▶ **WHAT TO DO**
The output is a word-for-word repeat of the listing below, free of images.

========

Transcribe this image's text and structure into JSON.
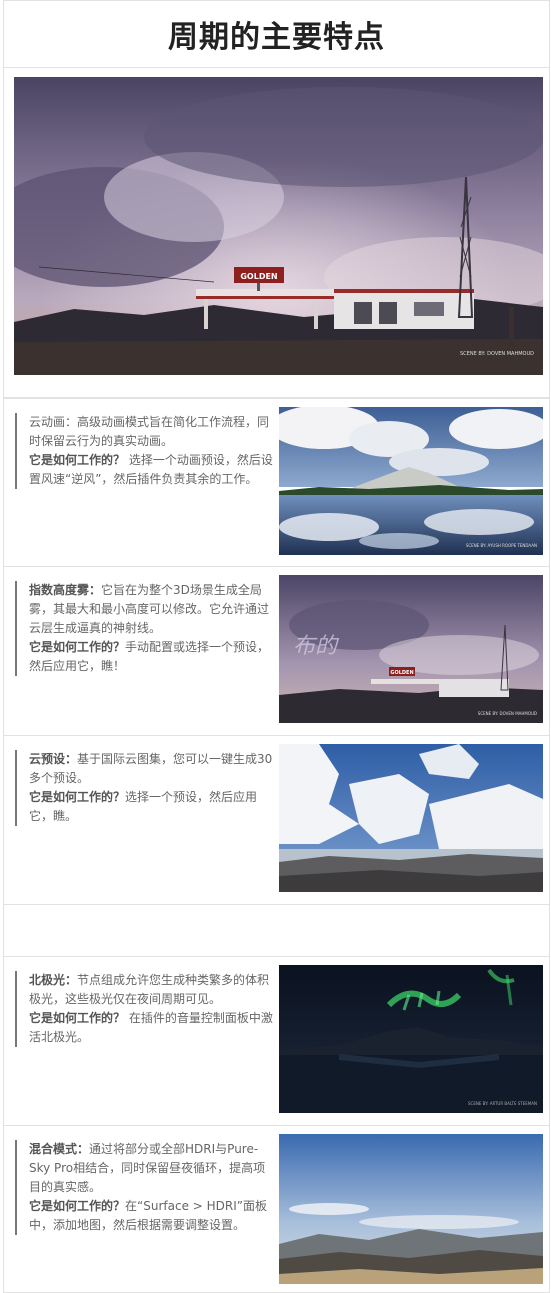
{
  "page": {
    "title": "周期的主要特点"
  },
  "hero": {
    "credit": "SCENE BY: DOVEN MAHMOUD",
    "sign": "GOLDEN"
  },
  "features": [
    {
      "name": "云动画",
      "name_sep": "：",
      "desc": "高级动画模式旨在简化工作流程，同时保留云行为的真实动画。",
      "how_label": "它是如何工作的？",
      "how": " 选择一个动画预设，然后设置风速“逆风”，然后插件负责其余的工作。",
      "credit": "SCENE BY: AYUSH ROOPE TENDAAN"
    },
    {
      "name": "指数高度雾",
      "name_sep": "：",
      "desc": "它旨在为整个3D场景生成全局雾，其最大和最小高度可以修改。它允许通过云层生成逼真的神射线。",
      "how_label": "它是如何工作的？",
      "how": "手动配置或选择一个预设，然后应用它，瞧！",
      "overlay": "布的",
      "sign": "GOLDEN",
      "credit": "SCENE BY: DOVEN MAHMOUD"
    },
    {
      "name": "云预设",
      "name_sep": "：",
      "desc": "基于国际云图集，您可以一键生成30多个预设。",
      "how_label": "它是如何工作的？",
      "how": "选择一个预设，然后应用它，瞧。"
    },
    {
      "name": "北极光",
      "name_sep": "：",
      "desc": "节点组成允许您生成种类繁多的体积极光，这些极光仅在夜间周期可见。",
      "how_label": "它是如何工作的？",
      "how": " 在插件的音量控制面板中激活北极光。",
      "credit": "SCENE BY: ARTUR BALTE STEEMAN"
    },
    {
      "name": "混合模式",
      "name_sep": "：",
      "desc": "通过将部分或全部HDRI与Pure-Sky Pro相结合，同时保留昼夜循环，提高项目的真实感。",
      "how_label": "它是如何工作的？",
      "how": "在“Surface > HDRI”面板中，添加地图，然后根据需要调整设置。"
    }
  ]
}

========

▶ **REPLY**
Transcribe this image's text and structure into JSON.
{
  "page": {
    "title": "周期的主要特点"
  },
  "hero": {
    "credit": "SCENE BY: DOVEN MAHMOUD",
    "sign": "GOLDEN"
  },
  "features": [
    {
      "name": "云动画",
      "name_sep": "：",
      "desc": "高级动画模式旨在简化工作流程，同时保留云行为的真实动画。",
      "how_label": "它是如何工作的？",
      "how": " 选择一个动画预设，然后设置风速“逆风”，然后插件负责其余的工作。",
      "credit": "SCENE BY: AYUSH ROOPE TENDAAN"
    },
    {
      "name": "指数高度雾",
      "name_sep": "：",
      "desc": "它旨在为整个3D场景生成全局雾，其最大和最小高度可以修改。它允许通过云层生成逼真的神射线。",
      "how_label": "它是如何工作的？",
      "how": "手动配置或选择一个预设，然后应用它，瞧！",
      "overlay": "布的",
      "sign": "GOLDEN",
      "credit": "SCENE BY: DOVEN MAHMOUD"
    },
    {
      "name": "云预设",
      "name_sep": "：",
      "desc": "基于国际云图集，您可以一键生成30多个预设。",
      "how_label": "它是如何工作的？",
      "how": "选择一个预设，然后应用它，瞧。"
    },
    {
      "name": "北极光",
      "name_sep": "：",
      "desc": "节点组成允许您生成种类繁多的体积极光，这些极光仅在夜间周期可见。",
      "how_label": "它是如何工作的？",
      "how": " 在插件的音量控制面板中激活北极光。",
      "credit": "SCENE BY: ARTUR BALTE STEEMAN"
    },
    {
      "name": "混合模式",
      "name_sep": "：",
      "desc": "通过将部分或全部HDRI与Pure-Sky Pro相结合，同时保留昼夜循环，提高项目的真实感。",
      "how_label": "它是如何工作的？",
      "how": "在“Surface > HDRI”面板中，添加地图，然后根据需要调整设置。"
    }
  ]
}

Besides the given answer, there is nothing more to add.